It’s a scene many in Penticton have waited years to see: the Skaha Lake Marina hosting dragon boaters and beach-goers alike for an ice-cold beverage and bite to eat on a warm day by the water.
That picture became reality this weekend, thanks to the opening of the Dragonboat Pub.
“There’s a massive population density in the south end of Penticton that is not being serviced,” said Keith Corbett, the pub’s general manager. “There are great places in the area, don’t get me wrong, but I think people need a place to go where they can have a casual drink, and a casual bite to eat.”
The pub officially opened Friday, June 9, with no shortage of local flair.
Upon arrival, it’s hard to ignore all that’s outside of the restaurant — new garden space and a pair of canoes, one of which is designed by Penticton Indian Band artist Clinton George. In recognition of the pub’s opening, George crafted a piece called “Steelhead,” meant to encapsulate the spirit of dragon boat racing and the storied past of Skaha Lake.
Bypass the pet-friendly patio, walk through the doors of the pub and you’ll notice more dragon boat-themed art, as well as old photos of the lake that date back several decades.
Local artist Jenny Long painted a mural of waves, which can be seen in the interior. The paintings of Indigenous Syilx artist Cody Lecoy can also be seen at a table inside the pub.
“We want to be all about Penticton,” Corbett said. “A pub that shows how great it is.”
Whether it’s a coincidence or not, the Dragonboat Pub opened its doors at just about the perfect time.
Hundreds of dragon boaters across 16 regional teams are currently in Penticton this weekend for the annual Okanagan Sprints event.
Many of the paddlers on Saturday, June 10, were eager to find out what the buzz surrounding the new pub is all about.
“We already feel so connected to the pub, and all they’ve done inside it as well makes it feel so much like home,” said Thyra Carroll from the Penticton Paddle Sports Association.
“To me, in a lot of ways, it’s their area,” Corbett said about the local dragon boat athletes. “It made a lot of sense to name it after them.”
At 9:30 a.m., dragon boaters and spectators alike could already be seen grabbing breakfast and enjoying the south-end views the pub has to offer.
But what about when it’s the middle of January and there’s no dragon boat races to be had?
Corbett thinks he’s got that covered.
“There’s lots we can do in the offseason,” he began. “It’s a warm cozy spot with a fireplace and I’m thinking we could maybe even get some skating going on in the winter if the weather’s good for it.”
The restaurant broke ground in October 2022, after the city’s previous council agreed to a 25-year deal with the Penticton Yacht Club to operate the marina.

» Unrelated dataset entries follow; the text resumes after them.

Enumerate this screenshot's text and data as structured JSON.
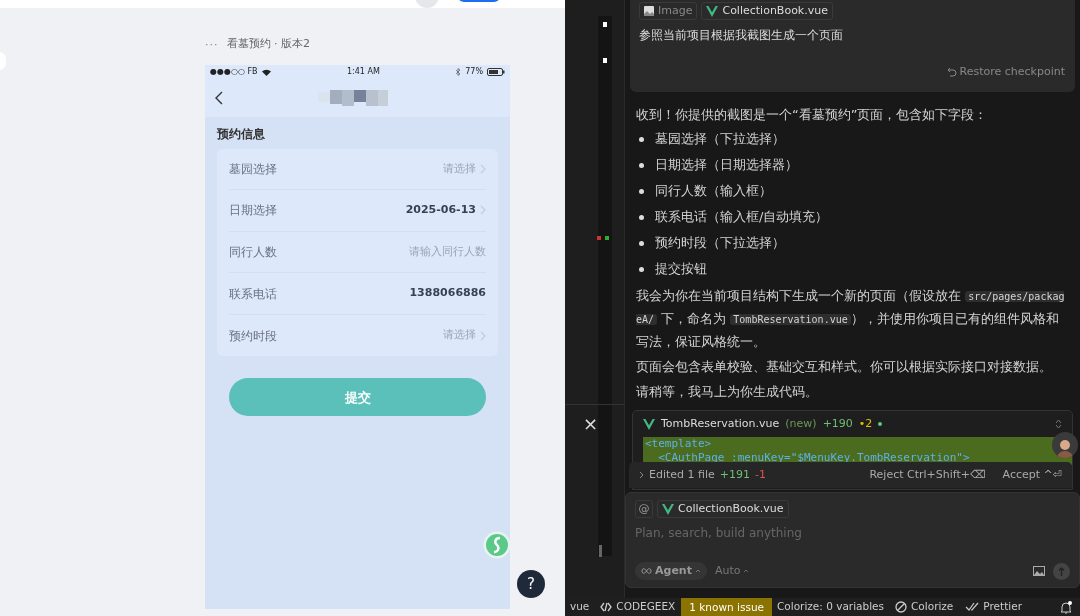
{
  "preview": {
    "more": "···",
    "breadcrumb": "看墓预约 · 版本2",
    "phone": {
      "status": {
        "carrier": "●●●○○ FB",
        "time": "1:41 AM",
        "battery": "77%"
      },
      "section_title": "预约信息",
      "fields": [
        {
          "label": "墓园选择",
          "kind": "select",
          "placeholder": "请选择"
        },
        {
          "label": "日期选择",
          "kind": "select",
          "value": "2025-06-13"
        },
        {
          "label": "同行人数",
          "kind": "input",
          "placeholder": "请输入同行人数"
        },
        {
          "label": "联系电话",
          "kind": "input",
          "value": "1388066886"
        },
        {
          "label": "预约时段",
          "kind": "select",
          "placeholder": "请选择"
        }
      ],
      "submit": "提交"
    },
    "help": "?"
  },
  "chat": {
    "user_message": {
      "attachments": [
        {
          "kind": "image",
          "label": "Image"
        },
        {
          "kind": "vue",
          "label": "CollectionBook.vue"
        }
      ],
      "text": "参照当前项目根据我截图生成一个页面",
      "restore": "Restore checkpoint"
    },
    "reply": {
      "intro": "收到！你提供的截图是一个“看墓预约”页面，包含如下字段：",
      "bullets": [
        "墓园选择（下拉选择）",
        "日期选择（日期选择器）",
        "同行人数（输入框）",
        "联系电话（输入框/自动填充）",
        "预约时段（下拉选择）",
        "提交按钮"
      ],
      "paragraphs": [
        [
          {
            "kind": "text",
            "text": "我会为你在当前项目结构下生成一个新的页面（假设放在 "
          },
          {
            "kind": "code",
            "text": "src/pages/packageA/"
          },
          {
            "kind": "text",
            "text": " 下，命名为 "
          },
          {
            "kind": "code",
            "text": "TombReservation.vue"
          },
          {
            "kind": "text",
            "text": "），并使用你项目已有的组件风格和写法，保证风格统一。"
          }
        ],
        [
          {
            "kind": "text",
            "text": "页面会包含表单校验、基础交互和样式。你可以根据实际接口对接数据。"
          }
        ],
        [
          {
            "kind": "text",
            "text": "请稍等，我马上为你生成代码。"
          }
        ]
      ]
    },
    "code_block": {
      "file": "TombReservation.vue",
      "tag": "(new)",
      "added": "+190",
      "warnings": "•2",
      "code_lines": [
        "<template>",
        "  <CAuthPage :menuKey=\"$MenuKey.TombReservation\">"
      ]
    },
    "edited_bar": {
      "summary": "Edited 1 file",
      "added": "+191",
      "removed": "-1",
      "reject": "Reject Ctrl+Shift+⌫",
      "accept": "Accept ^⏎"
    },
    "composer": {
      "mention": "@",
      "context": "CollectionBook.vue",
      "placeholder": "Plan, search, build anything",
      "mode": "Agent",
      "model": "Auto"
    }
  },
  "editor": {
    "close": "×"
  },
  "status_bar": [
    {
      "kind": "text",
      "label": "vue"
    },
    {
      "kind": "codegeex",
      "label": "CODEGEEX"
    },
    {
      "kind": "warning",
      "label": "1 known issue"
    },
    {
      "kind": "text",
      "label": "Colorize: 0 variables"
    },
    {
      "kind": "colorize",
      "label": "Colorize"
    },
    {
      "kind": "prettier",
      "label": "Prettier"
    },
    {
      "kind": "bell"
    }
  ]
}
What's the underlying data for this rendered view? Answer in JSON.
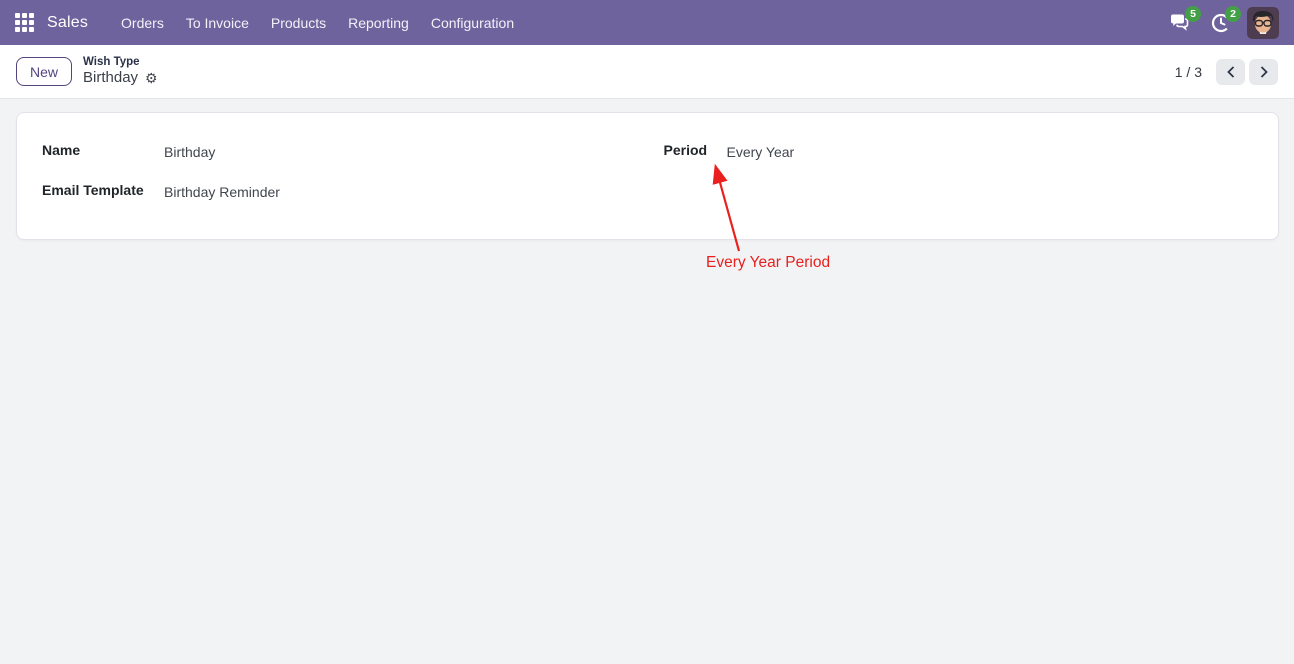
{
  "navbar": {
    "app_name": "Sales",
    "menu_items": [
      "Orders",
      "To Invoice",
      "Products",
      "Reporting",
      "Configuration"
    ],
    "messages_badge": "5",
    "activities_badge": "2"
  },
  "control_panel": {
    "new_button_label": "New",
    "breadcrumb_parent": "Wish Type",
    "breadcrumb_current": "Birthday",
    "gear_glyph": "⚙",
    "pager_text": "1 / 3"
  },
  "form": {
    "fields": [
      {
        "label": "Name",
        "value": "Birthday"
      },
      {
        "label": "Email Template",
        "value": "Birthday Reminder"
      },
      {
        "label": "Period",
        "value": "Every Year"
      }
    ]
  },
  "annotation": {
    "label": "Every Year Period"
  },
  "colors": {
    "navbar_bg": "#6e639d",
    "badge_green": "#43a047",
    "primary_purple": "#54457f",
    "annotation_red": "#e9201d",
    "content_bg": "#f2f3f5"
  }
}
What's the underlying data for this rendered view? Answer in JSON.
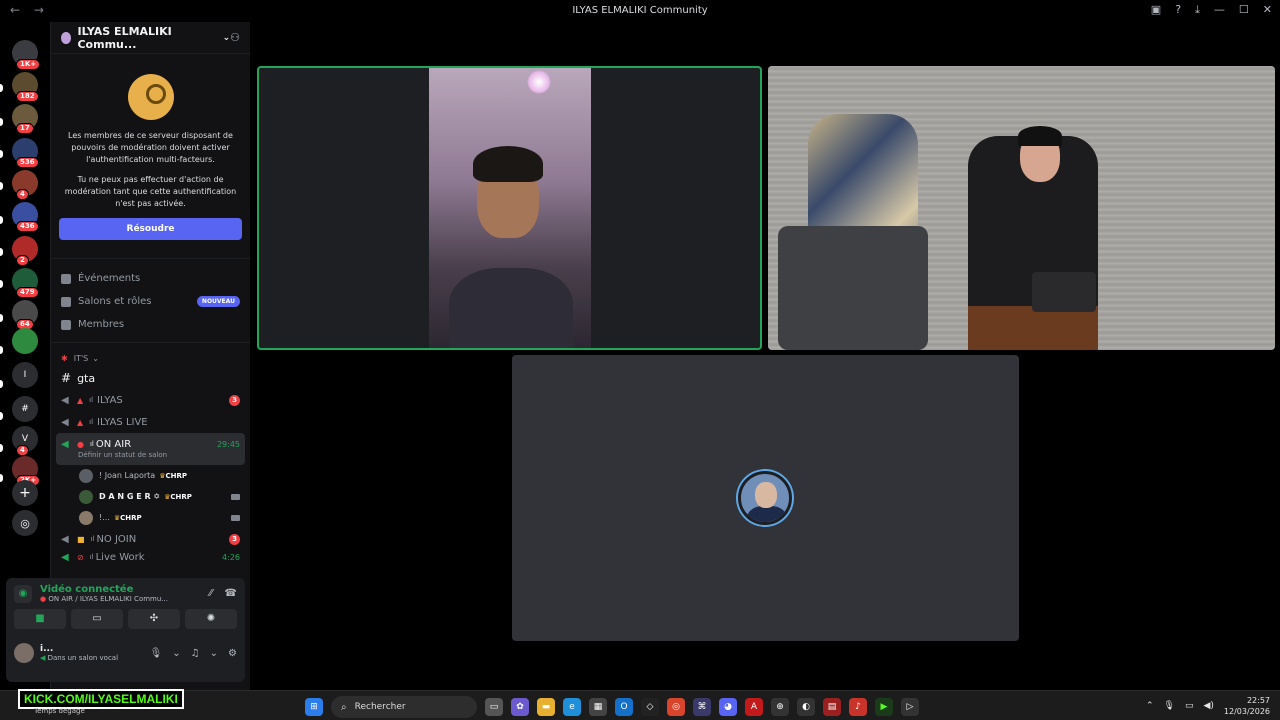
{
  "window": {
    "title": "ILYAS ELMALIKI Community",
    "nav_back": "←",
    "nav_forward": "→"
  },
  "guilds": [
    {
      "label": "1K+",
      "color": "#3a3c42"
    },
    {
      "label": "182",
      "color": "#5c4b2e"
    },
    {
      "label": "17",
      "color": "#6b5a3c"
    },
    {
      "label": "536",
      "color": "#2c3e6e"
    },
    {
      "label": "4",
      "color": "#8a3a2a"
    },
    {
      "label": "436",
      "color": "#3b4fa0"
    },
    {
      "label": "2",
      "color": "#b02a2a"
    },
    {
      "label": "479",
      "color": "#1f5c3a"
    },
    {
      "label": "64",
      "color": "#4a4a4a"
    },
    {
      "label": "",
      "color": "#2e8a3e"
    },
    {
      "label": "I",
      "color": "#2b2d31"
    },
    {
      "label": "#",
      "color": "#2b2d31"
    },
    {
      "label": "4",
      "color": "#2b2d31"
    },
    {
      "label": "2K+",
      "color": "#6a2a2a"
    }
  ],
  "guild_letters": {
    "i": "I",
    "v": "V"
  },
  "server": {
    "name": "ILYAS ELMALIKI Commu...",
    "mfa_text1": "Les membres de ce serveur disposant de pouvoirs de modération doivent activer l'authentification multi-facteurs.",
    "mfa_text2": "Tu ne peux pas effectuer d'action de modération tant que cette authentification n'est pas activée.",
    "resolve_button": "Résoudre"
  },
  "menu": [
    {
      "label": "Événements",
      "badge": ""
    },
    {
      "label": "Salons et rôles",
      "badge": "NOUVEAU"
    },
    {
      "label": "Membres",
      "badge": ""
    }
  ],
  "category": "IT'S",
  "text_channel": "gta",
  "channels": {
    "ilyas": {
      "label": "ILYAS",
      "count": "3"
    },
    "ilyas_live": {
      "label": "ILYAS LIVE"
    },
    "on_air": {
      "label": "ON AIR",
      "time": "29:45",
      "status": "Définir un statut de salon"
    },
    "no_join": {
      "label": "NO JOIN",
      "count": "3"
    },
    "live_work": {
      "label": "Live Work",
      "time": "4:26"
    }
  },
  "members": [
    {
      "name": "! Joan Laporta",
      "tag": "CHRP"
    },
    {
      "name": "D A N G E R ✡︎",
      "tag": "CHRP"
    },
    {
      "name": "!...",
      "tag": "CHRP"
    }
  ],
  "voice": {
    "status": "Vidéo connectée",
    "location": "ON AIR / ILYAS ELMALIKI Commu...",
    "user_name": "i...",
    "user_status": "Dans un salon vocal"
  },
  "taskbar": {
    "kick": "KICK.COM/ILYASELMALIKI",
    "weather": "Temps dégagé",
    "search": "Rechercher",
    "time": "22:57",
    "date": "12/03/2026"
  }
}
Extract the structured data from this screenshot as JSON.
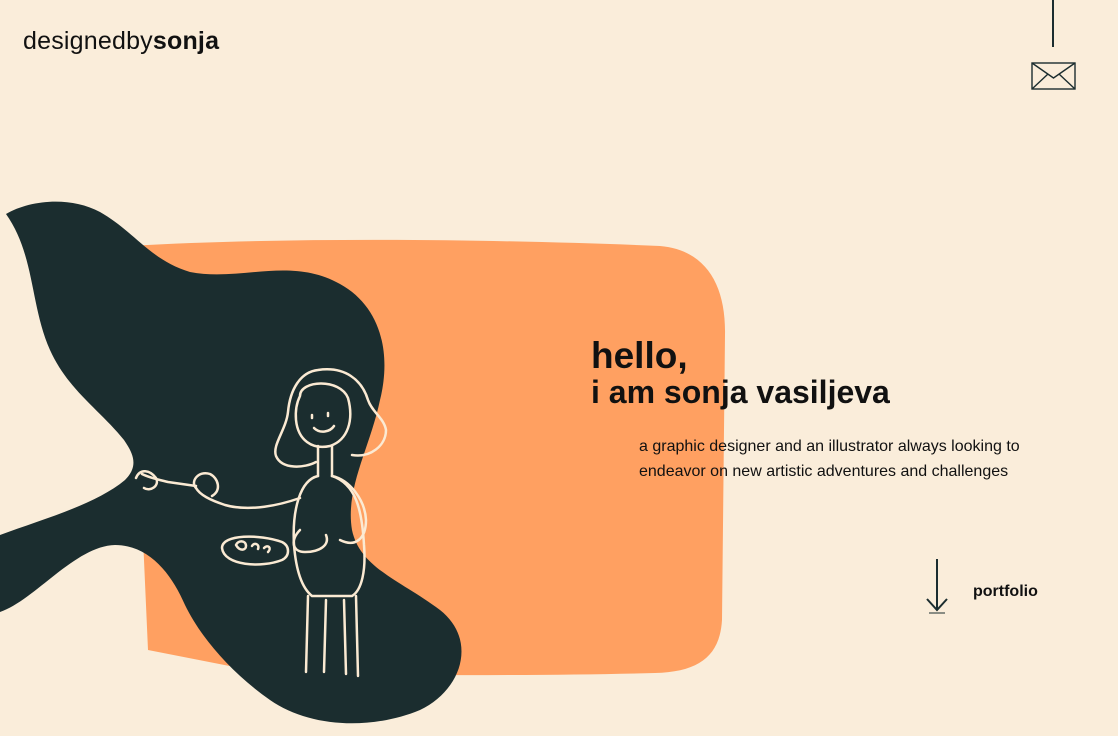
{
  "brand": {
    "logo_light": "designedby",
    "logo_bold": "sonja"
  },
  "hero": {
    "title_line1": "hello,",
    "title_line2": "i am sonja vasiljeva",
    "description": "a graphic designer and an illustrator always looking to endeavor on new artistic adventures and challenges"
  },
  "nav": {
    "portfolio_label": "portfolio",
    "arrow_icon": "arrow-down-icon",
    "contact_icon": "envelope-icon"
  },
  "colors": {
    "background": "#FAEDDA",
    "accent_orange": "#FFA061",
    "dark_teal": "#1B2D2F",
    "line_art": "#FBEAD3",
    "text": "#111111"
  }
}
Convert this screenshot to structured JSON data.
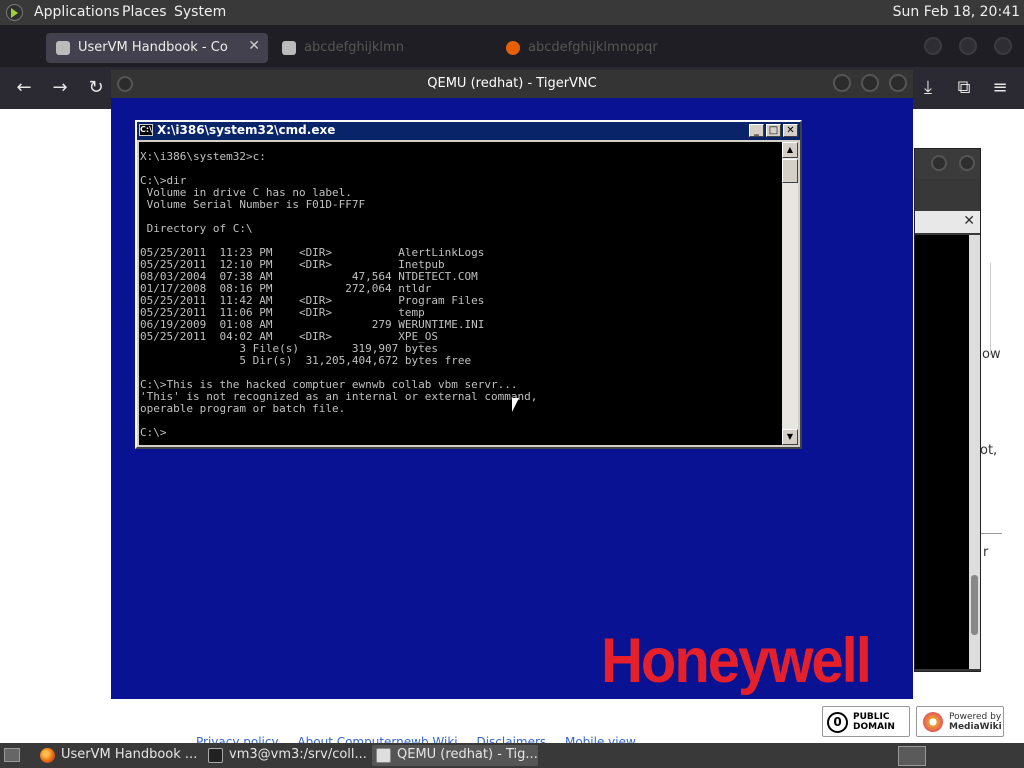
{
  "top_panel": {
    "menus": [
      "Applications",
      "Places",
      "System"
    ],
    "clock": "Sun Feb 18, 20:41"
  },
  "browser": {
    "tabs": [
      {
        "label": "UserVM Handbook - Compu",
        "close": "✕"
      },
      {
        "label": "abcdefghijklmn",
        "close": ""
      },
      {
        "label": "abcdefghijklmnopqr",
        "close": ""
      }
    ],
    "nav": {
      "back": "←",
      "forward": "→",
      "reload": "↻",
      "download": "⤓",
      "extensions": "⧉",
      "menu": "≡"
    },
    "page_fragments": {
      "now": "now",
      "ow": "ow",
      "ot": "ot,",
      "r": "r"
    },
    "footer_links": [
      "Privacy policy",
      "About Computernewb Wiki",
      "Disclaimers",
      "Mobile view"
    ],
    "badges": {
      "public_domain": {
        "line1": "PUBLIC",
        "line2": "DOMAIN",
        "glyph": "0"
      },
      "mediawiki": {
        "line1": "Powered by",
        "line2": "MediaWiki"
      }
    }
  },
  "qemu": {
    "title": "QEMU (redhat) - TigerVNC",
    "cmd": {
      "title": "X:\\i386\\system32\\cmd.exe",
      "icon_text": "C:\\",
      "buttons": {
        "minimize": "_",
        "maximize": "□",
        "close": "✕"
      },
      "console": "X:\\i386\\system32>c:\n\nC:\\>dir\n Volume in drive C has no label.\n Volume Serial Number is F01D-FF7F\n\n Directory of C:\\\n\n05/25/2011  11:23 PM    <DIR>          AlertLinkLogs\n05/25/2011  12:10 PM    <DIR>          Inetpub\n08/03/2004  07:38 AM            47,564 NTDETECT.COM\n01/17/2008  08:16 PM           272,064 ntldr\n05/25/2011  11:42 AM    <DIR>          Program Files\n05/25/2011  11:06 PM    <DIR>          temp\n06/19/2009  01:08 AM               279 WERUNTIME.INI\n05/25/2011  04:02 AM    <DIR>          XPE_OS\n               3 File(s)        319,907 bytes\n               5 Dir(s)  31,205,404,672 bytes free\n\nC:\\>This is the hacked comptuer ewnwb collab vbm servr...\n'This' is not recognized as an internal or external command,\noperable program or batch file.\n\nC:\\>"
    },
    "logo": "Honeywell"
  },
  "taskbar": {
    "items": [
      {
        "label": "UserVM Handbook ...",
        "icon": "firefox-icon"
      },
      {
        "label": "vm3@vm3:/srv/coll...",
        "icon": "terminal-icon"
      },
      {
        "label": "QEMU (redhat) - Tig...",
        "icon": "vnc-icon"
      }
    ]
  },
  "colors": {
    "vm_background": "#0a1294",
    "cmd_titlebar": "#0a246a",
    "honeywell_red": "#e5202b",
    "panel": "#393939"
  }
}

The site used to be home to Naughty Dog Cafe.
Renovations to the site were budgeted at $2.5 million.
It currently employs more than 40 people but Corbett says that number will likely grow closer to 60 once operation this summer continues.
“It feels great to finally be open,” Corbett said. “I hope the people of Penticton can join us regularly.”